[DATA SECTION Boundary: Start]

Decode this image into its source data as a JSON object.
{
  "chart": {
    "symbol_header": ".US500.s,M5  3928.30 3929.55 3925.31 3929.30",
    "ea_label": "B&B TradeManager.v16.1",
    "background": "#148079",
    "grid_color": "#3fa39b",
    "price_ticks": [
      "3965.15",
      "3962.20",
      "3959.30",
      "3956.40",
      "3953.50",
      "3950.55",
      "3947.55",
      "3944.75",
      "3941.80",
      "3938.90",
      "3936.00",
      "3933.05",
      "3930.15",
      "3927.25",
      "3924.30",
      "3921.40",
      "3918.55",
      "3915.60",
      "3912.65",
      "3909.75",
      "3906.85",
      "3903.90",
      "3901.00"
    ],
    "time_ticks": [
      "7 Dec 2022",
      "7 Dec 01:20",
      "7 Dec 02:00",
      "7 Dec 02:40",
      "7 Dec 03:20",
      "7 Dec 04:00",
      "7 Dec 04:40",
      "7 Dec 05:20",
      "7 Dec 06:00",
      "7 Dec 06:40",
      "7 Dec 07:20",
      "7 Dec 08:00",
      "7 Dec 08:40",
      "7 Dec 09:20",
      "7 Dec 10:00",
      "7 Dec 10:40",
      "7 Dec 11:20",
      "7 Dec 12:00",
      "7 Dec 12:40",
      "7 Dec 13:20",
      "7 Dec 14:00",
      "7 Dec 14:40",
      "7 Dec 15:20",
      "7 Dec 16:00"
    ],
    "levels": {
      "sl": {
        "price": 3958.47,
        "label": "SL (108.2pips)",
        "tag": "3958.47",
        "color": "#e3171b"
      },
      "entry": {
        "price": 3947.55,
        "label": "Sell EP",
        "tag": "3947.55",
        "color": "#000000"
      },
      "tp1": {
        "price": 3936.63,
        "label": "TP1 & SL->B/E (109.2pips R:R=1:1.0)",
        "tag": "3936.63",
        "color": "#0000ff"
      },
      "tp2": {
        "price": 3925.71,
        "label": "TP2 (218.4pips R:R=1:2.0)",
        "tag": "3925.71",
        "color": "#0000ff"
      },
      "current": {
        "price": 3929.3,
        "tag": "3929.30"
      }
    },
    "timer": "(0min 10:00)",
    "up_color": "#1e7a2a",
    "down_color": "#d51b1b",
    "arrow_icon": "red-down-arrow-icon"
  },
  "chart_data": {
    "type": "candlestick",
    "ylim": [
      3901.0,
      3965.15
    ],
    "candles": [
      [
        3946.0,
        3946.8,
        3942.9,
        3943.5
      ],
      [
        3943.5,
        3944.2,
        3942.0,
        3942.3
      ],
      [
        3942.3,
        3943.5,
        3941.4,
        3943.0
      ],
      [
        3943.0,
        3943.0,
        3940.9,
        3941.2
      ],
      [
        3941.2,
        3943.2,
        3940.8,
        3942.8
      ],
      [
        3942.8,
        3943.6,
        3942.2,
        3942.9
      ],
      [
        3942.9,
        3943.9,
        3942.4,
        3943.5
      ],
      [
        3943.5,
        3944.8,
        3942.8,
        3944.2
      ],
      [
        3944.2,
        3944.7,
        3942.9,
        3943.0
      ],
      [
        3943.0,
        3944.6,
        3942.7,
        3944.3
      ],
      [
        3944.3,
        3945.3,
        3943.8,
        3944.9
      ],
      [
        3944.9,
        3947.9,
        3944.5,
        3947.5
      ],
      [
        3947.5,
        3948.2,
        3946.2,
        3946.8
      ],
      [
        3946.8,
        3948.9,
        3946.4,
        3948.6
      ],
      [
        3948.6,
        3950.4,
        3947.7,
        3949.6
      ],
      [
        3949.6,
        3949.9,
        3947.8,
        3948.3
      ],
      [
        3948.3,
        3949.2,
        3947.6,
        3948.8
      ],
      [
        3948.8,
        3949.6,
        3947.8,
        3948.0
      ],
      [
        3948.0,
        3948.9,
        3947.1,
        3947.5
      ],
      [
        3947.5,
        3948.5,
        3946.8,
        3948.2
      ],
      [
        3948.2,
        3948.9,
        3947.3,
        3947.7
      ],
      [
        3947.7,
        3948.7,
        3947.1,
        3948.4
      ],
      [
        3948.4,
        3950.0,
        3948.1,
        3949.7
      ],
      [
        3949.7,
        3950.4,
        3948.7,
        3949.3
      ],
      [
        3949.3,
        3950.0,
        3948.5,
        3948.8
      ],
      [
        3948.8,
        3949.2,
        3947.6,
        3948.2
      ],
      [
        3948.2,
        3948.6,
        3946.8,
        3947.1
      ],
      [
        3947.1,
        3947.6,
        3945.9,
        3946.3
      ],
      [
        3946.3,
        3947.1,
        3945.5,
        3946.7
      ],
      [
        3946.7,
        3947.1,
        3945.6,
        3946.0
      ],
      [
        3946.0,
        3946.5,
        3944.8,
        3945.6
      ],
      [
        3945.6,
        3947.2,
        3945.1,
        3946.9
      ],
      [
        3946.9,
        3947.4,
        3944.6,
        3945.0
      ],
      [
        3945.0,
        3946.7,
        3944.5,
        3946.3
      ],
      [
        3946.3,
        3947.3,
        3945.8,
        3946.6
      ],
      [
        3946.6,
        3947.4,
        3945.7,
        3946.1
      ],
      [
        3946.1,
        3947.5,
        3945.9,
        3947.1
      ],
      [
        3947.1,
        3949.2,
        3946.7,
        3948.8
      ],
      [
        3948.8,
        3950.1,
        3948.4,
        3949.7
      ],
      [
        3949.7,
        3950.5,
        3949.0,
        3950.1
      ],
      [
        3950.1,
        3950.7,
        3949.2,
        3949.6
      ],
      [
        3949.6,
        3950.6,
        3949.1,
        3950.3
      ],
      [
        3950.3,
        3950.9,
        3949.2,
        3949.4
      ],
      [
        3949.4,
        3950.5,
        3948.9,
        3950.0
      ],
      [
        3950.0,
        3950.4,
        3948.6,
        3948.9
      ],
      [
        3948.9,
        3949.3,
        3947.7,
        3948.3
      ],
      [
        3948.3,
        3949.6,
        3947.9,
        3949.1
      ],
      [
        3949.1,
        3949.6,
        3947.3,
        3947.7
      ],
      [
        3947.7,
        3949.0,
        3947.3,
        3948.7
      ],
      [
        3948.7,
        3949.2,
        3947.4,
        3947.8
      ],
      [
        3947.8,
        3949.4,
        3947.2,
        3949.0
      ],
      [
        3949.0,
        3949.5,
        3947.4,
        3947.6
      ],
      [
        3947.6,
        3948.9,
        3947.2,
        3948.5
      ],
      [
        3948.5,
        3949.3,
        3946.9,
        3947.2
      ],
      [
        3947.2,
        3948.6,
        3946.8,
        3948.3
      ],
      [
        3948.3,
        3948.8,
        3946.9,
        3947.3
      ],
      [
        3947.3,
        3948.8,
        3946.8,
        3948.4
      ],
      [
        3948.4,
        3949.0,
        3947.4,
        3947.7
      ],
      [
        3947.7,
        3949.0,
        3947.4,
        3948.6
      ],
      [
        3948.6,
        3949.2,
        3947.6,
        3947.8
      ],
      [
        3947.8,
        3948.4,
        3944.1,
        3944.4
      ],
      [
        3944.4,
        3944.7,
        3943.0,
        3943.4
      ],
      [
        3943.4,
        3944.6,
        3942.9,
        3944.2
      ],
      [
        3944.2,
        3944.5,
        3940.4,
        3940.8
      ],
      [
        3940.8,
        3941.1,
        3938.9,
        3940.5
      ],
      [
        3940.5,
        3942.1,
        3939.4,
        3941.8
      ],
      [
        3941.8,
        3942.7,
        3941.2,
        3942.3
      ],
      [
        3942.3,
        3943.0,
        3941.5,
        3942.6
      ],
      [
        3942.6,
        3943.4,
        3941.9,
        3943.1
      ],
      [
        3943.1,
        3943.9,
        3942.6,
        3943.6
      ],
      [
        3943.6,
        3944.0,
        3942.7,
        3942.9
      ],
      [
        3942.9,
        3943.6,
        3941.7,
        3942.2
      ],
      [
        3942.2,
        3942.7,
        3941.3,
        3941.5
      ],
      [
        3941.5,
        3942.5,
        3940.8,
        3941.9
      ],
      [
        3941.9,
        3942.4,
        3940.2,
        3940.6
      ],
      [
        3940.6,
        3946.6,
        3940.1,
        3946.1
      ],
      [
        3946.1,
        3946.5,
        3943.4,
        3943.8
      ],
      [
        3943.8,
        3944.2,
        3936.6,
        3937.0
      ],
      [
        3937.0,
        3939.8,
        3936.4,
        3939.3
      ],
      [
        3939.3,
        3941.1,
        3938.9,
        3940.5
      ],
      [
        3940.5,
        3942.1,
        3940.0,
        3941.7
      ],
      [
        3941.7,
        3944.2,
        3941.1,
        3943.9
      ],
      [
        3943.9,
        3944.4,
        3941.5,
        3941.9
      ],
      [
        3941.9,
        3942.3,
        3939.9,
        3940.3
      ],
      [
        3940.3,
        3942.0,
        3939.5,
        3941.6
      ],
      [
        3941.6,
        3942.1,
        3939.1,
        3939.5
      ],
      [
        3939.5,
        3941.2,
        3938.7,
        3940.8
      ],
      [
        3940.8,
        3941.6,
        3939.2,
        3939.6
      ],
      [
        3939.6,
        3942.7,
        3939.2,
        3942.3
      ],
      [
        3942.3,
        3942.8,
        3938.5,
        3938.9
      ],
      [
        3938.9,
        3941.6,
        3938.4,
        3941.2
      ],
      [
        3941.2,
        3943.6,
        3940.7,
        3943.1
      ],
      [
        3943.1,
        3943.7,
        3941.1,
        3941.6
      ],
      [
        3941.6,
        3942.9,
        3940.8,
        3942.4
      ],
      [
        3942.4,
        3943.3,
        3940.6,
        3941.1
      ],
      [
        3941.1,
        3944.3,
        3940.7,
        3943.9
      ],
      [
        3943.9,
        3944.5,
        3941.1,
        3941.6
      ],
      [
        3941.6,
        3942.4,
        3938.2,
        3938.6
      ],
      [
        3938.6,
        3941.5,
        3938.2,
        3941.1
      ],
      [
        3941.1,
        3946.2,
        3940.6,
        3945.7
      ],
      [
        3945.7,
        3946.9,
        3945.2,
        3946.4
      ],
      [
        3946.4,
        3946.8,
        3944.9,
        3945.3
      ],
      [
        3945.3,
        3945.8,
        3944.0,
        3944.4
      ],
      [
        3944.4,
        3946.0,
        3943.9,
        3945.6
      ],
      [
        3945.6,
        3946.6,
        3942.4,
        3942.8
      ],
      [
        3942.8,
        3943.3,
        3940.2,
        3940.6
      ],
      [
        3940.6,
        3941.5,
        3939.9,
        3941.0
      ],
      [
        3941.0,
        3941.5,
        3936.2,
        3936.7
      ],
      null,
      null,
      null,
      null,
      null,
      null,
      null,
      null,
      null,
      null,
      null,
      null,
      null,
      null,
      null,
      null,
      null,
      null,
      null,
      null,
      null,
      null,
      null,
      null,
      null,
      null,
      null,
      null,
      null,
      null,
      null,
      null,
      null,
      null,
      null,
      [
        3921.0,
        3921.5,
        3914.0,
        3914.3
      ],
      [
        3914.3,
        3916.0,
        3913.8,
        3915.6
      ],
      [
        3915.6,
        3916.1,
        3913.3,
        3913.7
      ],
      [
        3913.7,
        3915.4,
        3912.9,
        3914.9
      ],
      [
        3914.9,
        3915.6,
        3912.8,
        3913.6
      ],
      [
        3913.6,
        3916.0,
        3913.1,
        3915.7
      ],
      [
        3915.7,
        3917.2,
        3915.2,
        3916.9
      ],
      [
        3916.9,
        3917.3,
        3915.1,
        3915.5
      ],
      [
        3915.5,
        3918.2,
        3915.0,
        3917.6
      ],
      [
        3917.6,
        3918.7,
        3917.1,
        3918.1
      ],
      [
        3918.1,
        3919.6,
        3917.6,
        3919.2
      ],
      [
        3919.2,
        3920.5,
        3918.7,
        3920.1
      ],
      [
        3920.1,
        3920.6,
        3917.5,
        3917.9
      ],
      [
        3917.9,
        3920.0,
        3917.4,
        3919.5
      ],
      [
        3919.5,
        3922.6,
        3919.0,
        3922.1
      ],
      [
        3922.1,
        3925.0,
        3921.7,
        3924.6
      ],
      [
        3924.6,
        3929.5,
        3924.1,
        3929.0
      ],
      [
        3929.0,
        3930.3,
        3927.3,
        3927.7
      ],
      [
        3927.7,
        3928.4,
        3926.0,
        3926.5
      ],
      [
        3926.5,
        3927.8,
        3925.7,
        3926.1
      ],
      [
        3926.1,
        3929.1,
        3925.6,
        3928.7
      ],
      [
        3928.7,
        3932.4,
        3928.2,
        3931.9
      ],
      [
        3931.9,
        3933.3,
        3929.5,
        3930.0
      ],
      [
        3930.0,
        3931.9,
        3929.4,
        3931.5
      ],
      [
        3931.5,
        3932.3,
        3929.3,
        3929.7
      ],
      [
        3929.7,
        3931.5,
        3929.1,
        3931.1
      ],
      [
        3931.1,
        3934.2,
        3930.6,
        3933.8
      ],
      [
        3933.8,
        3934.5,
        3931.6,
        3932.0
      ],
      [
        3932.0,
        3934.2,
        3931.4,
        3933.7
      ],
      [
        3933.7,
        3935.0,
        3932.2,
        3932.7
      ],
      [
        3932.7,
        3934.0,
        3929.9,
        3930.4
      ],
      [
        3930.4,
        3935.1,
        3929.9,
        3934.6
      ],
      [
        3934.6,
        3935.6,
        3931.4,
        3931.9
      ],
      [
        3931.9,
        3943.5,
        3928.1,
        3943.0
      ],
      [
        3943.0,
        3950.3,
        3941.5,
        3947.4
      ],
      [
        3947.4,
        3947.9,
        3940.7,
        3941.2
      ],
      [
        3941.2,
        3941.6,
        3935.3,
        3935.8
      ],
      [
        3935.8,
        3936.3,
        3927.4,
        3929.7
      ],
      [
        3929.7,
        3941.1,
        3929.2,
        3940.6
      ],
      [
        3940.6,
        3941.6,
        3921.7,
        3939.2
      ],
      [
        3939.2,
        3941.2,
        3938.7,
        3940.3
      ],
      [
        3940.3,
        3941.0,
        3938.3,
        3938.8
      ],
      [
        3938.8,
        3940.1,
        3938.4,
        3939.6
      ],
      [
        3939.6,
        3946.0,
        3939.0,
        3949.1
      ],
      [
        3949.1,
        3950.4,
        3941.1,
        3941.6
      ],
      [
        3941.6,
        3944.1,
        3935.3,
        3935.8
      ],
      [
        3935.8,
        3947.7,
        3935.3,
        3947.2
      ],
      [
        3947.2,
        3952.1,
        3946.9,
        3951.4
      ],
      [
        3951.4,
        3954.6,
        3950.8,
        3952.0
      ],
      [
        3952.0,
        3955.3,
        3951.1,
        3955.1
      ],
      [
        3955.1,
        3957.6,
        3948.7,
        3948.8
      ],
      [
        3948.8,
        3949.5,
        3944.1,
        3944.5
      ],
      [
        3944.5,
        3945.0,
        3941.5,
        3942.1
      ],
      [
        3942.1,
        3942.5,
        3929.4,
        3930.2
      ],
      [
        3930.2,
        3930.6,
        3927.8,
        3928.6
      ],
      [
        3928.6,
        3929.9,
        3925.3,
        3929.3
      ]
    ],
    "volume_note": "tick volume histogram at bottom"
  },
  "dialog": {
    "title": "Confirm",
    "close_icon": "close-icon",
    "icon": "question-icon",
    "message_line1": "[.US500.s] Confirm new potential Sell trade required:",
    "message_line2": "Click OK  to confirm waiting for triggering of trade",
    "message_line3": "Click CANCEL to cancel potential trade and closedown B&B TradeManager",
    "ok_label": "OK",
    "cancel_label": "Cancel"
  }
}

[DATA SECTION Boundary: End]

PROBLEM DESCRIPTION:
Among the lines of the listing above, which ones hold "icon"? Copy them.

EXERCISE ANSWER:
    "arrow_icon": "red-down-arrow-icon"
    "close_icon": "close-icon",
    "icon": "question-icon",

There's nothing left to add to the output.